Task requirements: In your copy, leave out the pictures; write out all the data exactly.

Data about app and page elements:
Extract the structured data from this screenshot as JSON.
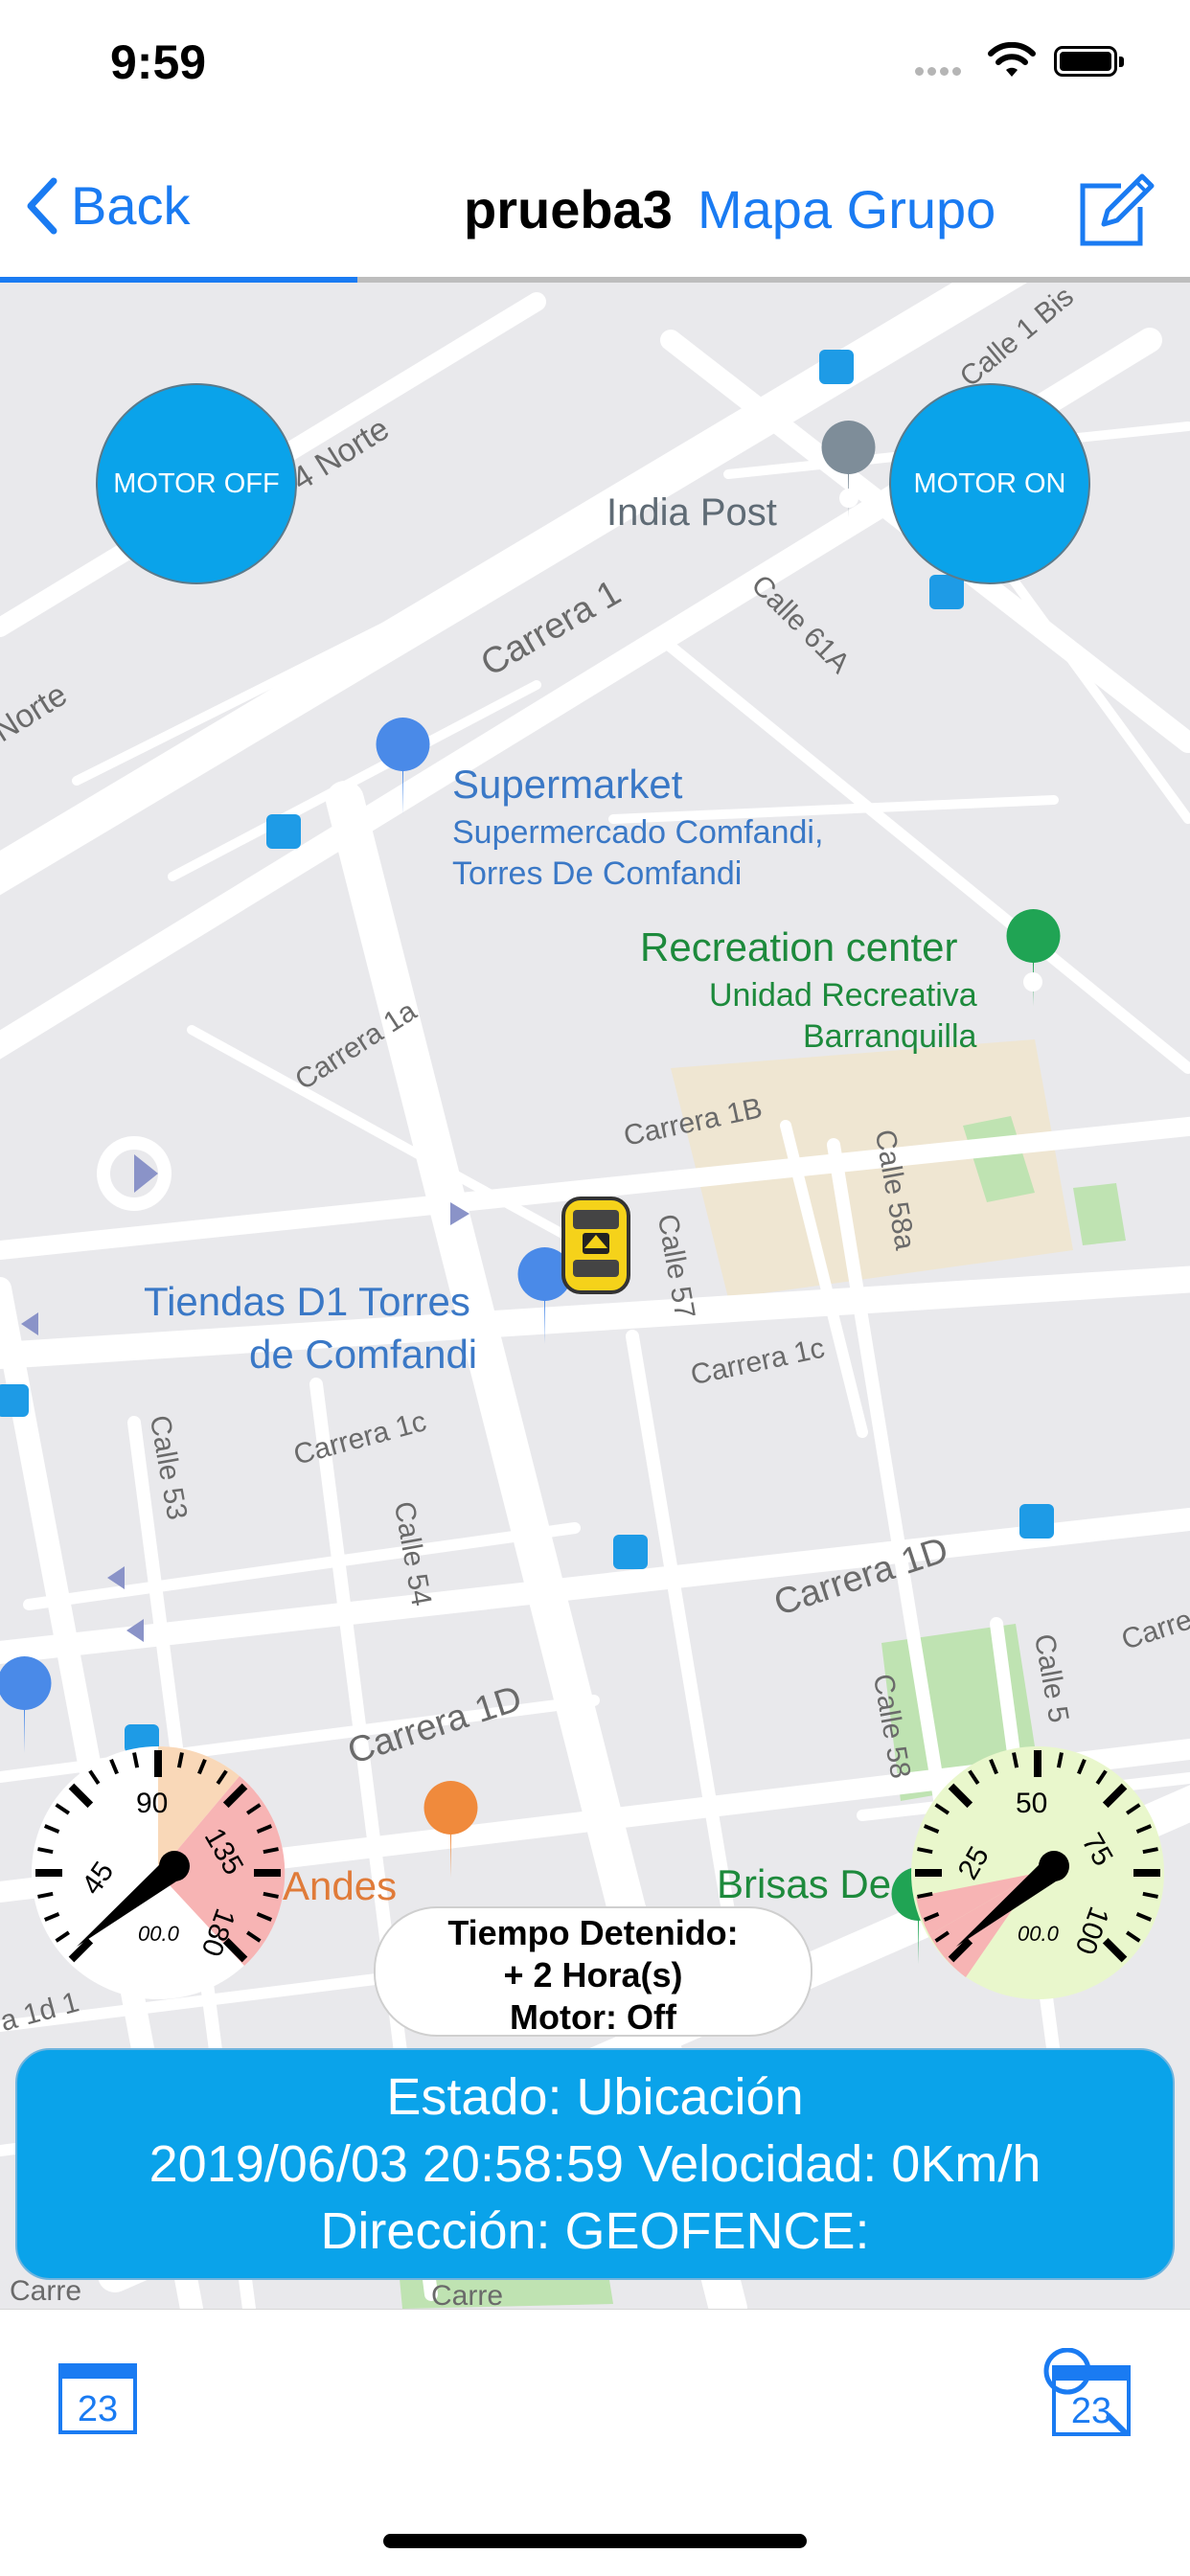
{
  "status_bar": {
    "time": "9:59"
  },
  "nav": {
    "back_label": "Back",
    "title": "prueba3",
    "link_label": "Mapa Grupo",
    "progress": 0.3
  },
  "map": {
    "motor_off_label": "MOTOR OFF",
    "motor_on_label": "MOTOR ON",
    "street_labels": [
      "Norte",
      "4 Norte",
      "Carrera 1",
      "Calle 61A",
      "Calle 1 Bis",
      "Carrera 1a",
      "Carrera 1B",
      "Calle 58a",
      "Calle 57",
      "Carrera 1c",
      "Carrera 1c",
      "Calle 53",
      "Calle 54",
      "Carrera 1D",
      "Carrera 1D",
      "Carre",
      "Calle 58",
      "Calle 5",
      "ra 1d 1",
      "Carre",
      "Carre"
    ],
    "pois": {
      "india_post": "India Post",
      "supermarket_title": "Supermarket",
      "supermarket_line1": "Supermercado Comfandi,",
      "supermarket_line2": "Torres De Comfandi",
      "recreation_title": "Recreation center",
      "recreation_line1": "Unidad Recreativa",
      "recreation_line2": "Barranquilla",
      "tiendas_line1": "Tiendas D1 Torres",
      "tiendas_line2": "de Comfandi",
      "andes": "Andes",
      "brisas": "Brisas De"
    },
    "gauges": {
      "left": {
        "ticks": [
          "45",
          "90",
          "135",
          "180"
        ],
        "readout": "00.0",
        "value": 0
      },
      "right": {
        "ticks": [
          "25",
          "50",
          "75",
          "100"
        ],
        "readout": "00.0",
        "value": 0
      }
    },
    "tiempo": {
      "line1": "Tiempo Detenido:",
      "line2": "+ 2 Hora(s)",
      "line3": "Motor: Off"
    },
    "estado": {
      "line1": "Estado: Ubicación",
      "line2": "2019/06/03 20:58:59 Velocidad: 0Km/h",
      "line3": "Dirección:  GEOFENCE:"
    }
  },
  "toolbar": {
    "left_calendar_day": "23",
    "right_calendar_day": "23"
  },
  "colors": {
    "accent": "#1a7bf2",
    "button_blue": "#0aa3ea",
    "map_bg": "#e9e9ec",
    "park_green": "#bfe3b2"
  }
}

Written response:
Extract the structured data from this screenshot as JSON.
{
  "status_bar": {
    "time": "9:59"
  },
  "nav": {
    "back_label": "Back",
    "title": "prueba3",
    "link_label": "Mapa Grupo",
    "progress": 0.3
  },
  "map": {
    "motor_off_label": "MOTOR OFF",
    "motor_on_label": "MOTOR ON",
    "street_labels": [
      "Norte",
      "4 Norte",
      "Carrera 1",
      "Calle 61A",
      "Calle 1 Bis",
      "Carrera 1a",
      "Carrera 1B",
      "Calle 58a",
      "Calle 57",
      "Carrera 1c",
      "Carrera 1c",
      "Calle 53",
      "Calle 54",
      "Carrera 1D",
      "Carrera 1D",
      "Carre",
      "Calle 58",
      "Calle 5",
      "ra 1d 1",
      "Carre",
      "Carre"
    ],
    "pois": {
      "india_post": "India Post",
      "supermarket_title": "Supermarket",
      "supermarket_line1": "Supermercado Comfandi,",
      "supermarket_line2": "Torres De Comfandi",
      "recreation_title": "Recreation center",
      "recreation_line1": "Unidad Recreativa",
      "recreation_line2": "Barranquilla",
      "tiendas_line1": "Tiendas D1 Torres",
      "tiendas_line2": "de Comfandi",
      "andes": "Andes",
      "brisas": "Brisas De"
    },
    "gauges": {
      "left": {
        "ticks": [
          "45",
          "90",
          "135",
          "180"
        ],
        "readout": "00.0",
        "value": 0
      },
      "right": {
        "ticks": [
          "25",
          "50",
          "75",
          "100"
        ],
        "readout": "00.0",
        "value": 0
      }
    },
    "tiempo": {
      "line1": "Tiempo Detenido:",
      "line2": "+ 2 Hora(s)",
      "line3": "Motor: Off"
    },
    "estado": {
      "line1": "Estado: Ubicación",
      "line2": "2019/06/03 20:58:59 Velocidad: 0Km/h",
      "line3": "Dirección:  GEOFENCE:"
    }
  },
  "toolbar": {
    "left_calendar_day": "23",
    "right_calendar_day": "23"
  },
  "colors": {
    "accent": "#1a7bf2",
    "button_blue": "#0aa3ea",
    "map_bg": "#e9e9ec",
    "park_green": "#bfe3b2"
  }
}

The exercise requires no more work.